- **What to produce**: Find the lines holding the string "title" in the data, then copy all of them.

- **Records provided**:
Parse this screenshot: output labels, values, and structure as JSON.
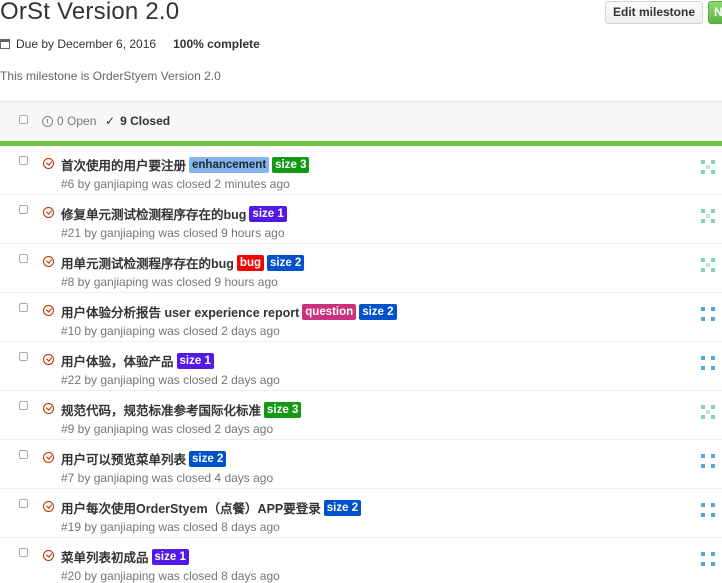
{
  "milestone": {
    "title": "OrSt Version 2.0",
    "due": "Due by December 6, 2016",
    "complete": "100% complete",
    "description": "This milestone is OrderStyem Version 2.0"
  },
  "buttons": {
    "edit": "Edit milestone",
    "new": "N"
  },
  "filters": {
    "open": "0 Open",
    "closed": "9 Closed",
    "closed_check": "✓"
  },
  "colors": {
    "progress": "#6cc644",
    "closed_issue": "#bd2c00"
  },
  "issues": [
    {
      "title": "首次使用的用户要注册",
      "labels": [
        {
          "text": "enhancement",
          "bg": "#84b6eb",
          "fg": "#1c2733"
        },
        {
          "text": "size 3",
          "bg": "#159818",
          "fg": "#ffffff"
        }
      ],
      "meta": "#6 by ganjiaping was closed 2 minutes ago",
      "avatar": "green"
    },
    {
      "title": "修复单元测试检测程序存在的bug",
      "labels": [
        {
          "text": "size 1",
          "bg": "#5319e7",
          "fg": "#ffffff"
        }
      ],
      "meta": "#21 by ganjiaping was closed 9 hours ago",
      "avatar": "green"
    },
    {
      "title": "用单元测试检测程序存在的bug",
      "labels": [
        {
          "text": "bug",
          "bg": "#ee0701",
          "fg": "#ffffff"
        },
        {
          "text": "size 2",
          "bg": "#0052cc",
          "fg": "#ffffff"
        }
      ],
      "meta": "#8 by ganjiaping was closed 9 hours ago",
      "avatar": "green"
    },
    {
      "title": "用户体验分析报告 user experience report",
      "labels": [
        {
          "text": "question",
          "bg": "#cc317c",
          "fg": "#ffffff"
        },
        {
          "text": "size 2",
          "bg": "#0052cc",
          "fg": "#ffffff"
        }
      ],
      "meta": "#10 by ganjiaping was closed 2 days ago",
      "avatar": "blue"
    },
    {
      "title": "用户体验，体验产品",
      "labels": [
        {
          "text": "size 1",
          "bg": "#5319e7",
          "fg": "#ffffff"
        }
      ],
      "meta": "#22 by ganjiaping was closed 2 days ago",
      "avatar": "blue"
    },
    {
      "title": "规范代码，规范标准参考国际化标准",
      "labels": [
        {
          "text": "size 3",
          "bg": "#159818",
          "fg": "#ffffff"
        }
      ],
      "meta": "#9 by ganjiaping was closed 2 days ago",
      "avatar": "green"
    },
    {
      "title": "用户可以预览菜单列表",
      "labels": [
        {
          "text": "size 2",
          "bg": "#0052cc",
          "fg": "#ffffff"
        }
      ],
      "meta": "#7 by ganjiaping was closed 4 days ago",
      "avatar": "blue"
    },
    {
      "title": "用户每次使用OrderStyem（点餐）APP要登录",
      "labels": [
        {
          "text": "size 2",
          "bg": "#0052cc",
          "fg": "#ffffff"
        }
      ],
      "meta": "#19 by ganjiaping was closed 8 days ago",
      "avatar": "blue"
    },
    {
      "title": "菜单列表初成品",
      "labels": [
        {
          "text": "size 1",
          "bg": "#5319e7",
          "fg": "#ffffff"
        }
      ],
      "meta": "#20 by ganjiaping was closed 8 days ago",
      "avatar": "blue"
    }
  ]
}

- **Solution for this task**:
    "title": "OrSt Version 2.0",
      "title": "首次使用的用户要注册",
      "title": "修复单元测试检测程序存在的bug",
      "title": "用单元测试检测程序存在的bug",
      "title": "用户体验分析报告 user experience report",
      "title": "用户体验，体验产品",
      "title": "规范代码，规范标准参考国际化标准",
      "title": "用户可以预览菜单列表",
      "title": "用户每次使用OrderStyem（点餐）APP要登录",
      "title": "菜单列表初成品",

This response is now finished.